TASK INPUTS –
☆ ☆ ☆

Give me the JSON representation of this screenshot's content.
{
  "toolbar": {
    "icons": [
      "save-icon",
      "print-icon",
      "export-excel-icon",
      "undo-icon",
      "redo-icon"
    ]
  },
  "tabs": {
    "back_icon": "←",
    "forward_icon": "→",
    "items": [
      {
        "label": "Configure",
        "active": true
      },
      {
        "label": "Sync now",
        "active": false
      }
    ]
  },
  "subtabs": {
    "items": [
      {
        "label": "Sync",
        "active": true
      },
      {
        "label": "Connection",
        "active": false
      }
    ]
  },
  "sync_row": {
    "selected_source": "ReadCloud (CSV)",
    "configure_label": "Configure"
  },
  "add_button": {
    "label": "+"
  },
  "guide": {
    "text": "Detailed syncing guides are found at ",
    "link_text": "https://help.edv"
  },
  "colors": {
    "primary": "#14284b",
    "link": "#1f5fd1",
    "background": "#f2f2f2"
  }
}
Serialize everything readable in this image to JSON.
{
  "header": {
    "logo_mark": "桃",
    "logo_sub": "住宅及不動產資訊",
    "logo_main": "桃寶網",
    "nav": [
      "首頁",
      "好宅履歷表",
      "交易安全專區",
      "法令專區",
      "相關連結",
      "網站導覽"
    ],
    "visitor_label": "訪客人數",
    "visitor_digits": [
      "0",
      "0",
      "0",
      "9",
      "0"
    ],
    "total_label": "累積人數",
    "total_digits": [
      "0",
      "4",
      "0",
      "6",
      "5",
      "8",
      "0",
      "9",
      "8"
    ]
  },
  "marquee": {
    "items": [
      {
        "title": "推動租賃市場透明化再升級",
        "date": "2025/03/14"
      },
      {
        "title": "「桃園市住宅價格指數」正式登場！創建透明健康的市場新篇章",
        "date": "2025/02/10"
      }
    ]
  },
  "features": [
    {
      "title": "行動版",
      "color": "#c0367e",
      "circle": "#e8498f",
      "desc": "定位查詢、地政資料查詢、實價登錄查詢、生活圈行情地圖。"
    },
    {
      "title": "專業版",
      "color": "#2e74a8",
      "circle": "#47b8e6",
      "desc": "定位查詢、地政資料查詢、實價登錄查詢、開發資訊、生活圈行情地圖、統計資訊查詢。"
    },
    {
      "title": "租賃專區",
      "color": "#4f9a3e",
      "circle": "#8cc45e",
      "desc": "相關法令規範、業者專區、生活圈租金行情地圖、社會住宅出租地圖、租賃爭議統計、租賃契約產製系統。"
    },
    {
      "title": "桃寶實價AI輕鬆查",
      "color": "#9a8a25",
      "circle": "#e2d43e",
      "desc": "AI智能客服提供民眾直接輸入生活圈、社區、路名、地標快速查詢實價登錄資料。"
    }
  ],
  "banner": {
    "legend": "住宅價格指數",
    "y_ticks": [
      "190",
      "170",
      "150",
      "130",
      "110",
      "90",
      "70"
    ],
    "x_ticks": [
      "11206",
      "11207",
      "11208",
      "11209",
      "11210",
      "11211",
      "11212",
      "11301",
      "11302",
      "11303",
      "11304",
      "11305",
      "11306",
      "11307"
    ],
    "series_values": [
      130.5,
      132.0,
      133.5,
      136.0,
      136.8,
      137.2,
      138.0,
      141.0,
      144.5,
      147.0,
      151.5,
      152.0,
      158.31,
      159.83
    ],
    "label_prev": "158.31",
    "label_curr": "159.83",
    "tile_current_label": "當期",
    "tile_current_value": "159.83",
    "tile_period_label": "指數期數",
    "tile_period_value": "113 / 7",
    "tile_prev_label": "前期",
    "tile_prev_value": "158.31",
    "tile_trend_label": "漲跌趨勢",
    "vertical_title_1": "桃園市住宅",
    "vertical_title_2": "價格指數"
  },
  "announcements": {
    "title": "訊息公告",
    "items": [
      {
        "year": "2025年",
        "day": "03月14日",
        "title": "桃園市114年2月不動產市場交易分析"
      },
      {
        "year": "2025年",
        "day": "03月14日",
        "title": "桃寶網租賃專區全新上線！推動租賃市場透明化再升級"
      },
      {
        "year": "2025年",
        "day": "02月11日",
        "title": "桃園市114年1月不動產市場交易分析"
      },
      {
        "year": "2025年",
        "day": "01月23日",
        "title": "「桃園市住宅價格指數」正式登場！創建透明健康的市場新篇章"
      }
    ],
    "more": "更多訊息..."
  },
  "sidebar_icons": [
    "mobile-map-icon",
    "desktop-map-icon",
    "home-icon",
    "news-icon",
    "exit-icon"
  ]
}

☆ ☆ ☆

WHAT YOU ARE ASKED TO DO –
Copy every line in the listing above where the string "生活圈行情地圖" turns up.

TASK ANSWER –
      "desc": "定位查詢、地政資料查詢、實價登錄查詢、生活圈行情地圖。"
      "desc": "定位查詢、地政資料查詢、實價登錄查詢、開發資訊、生活圈行情地圖、統計資訊查詢。"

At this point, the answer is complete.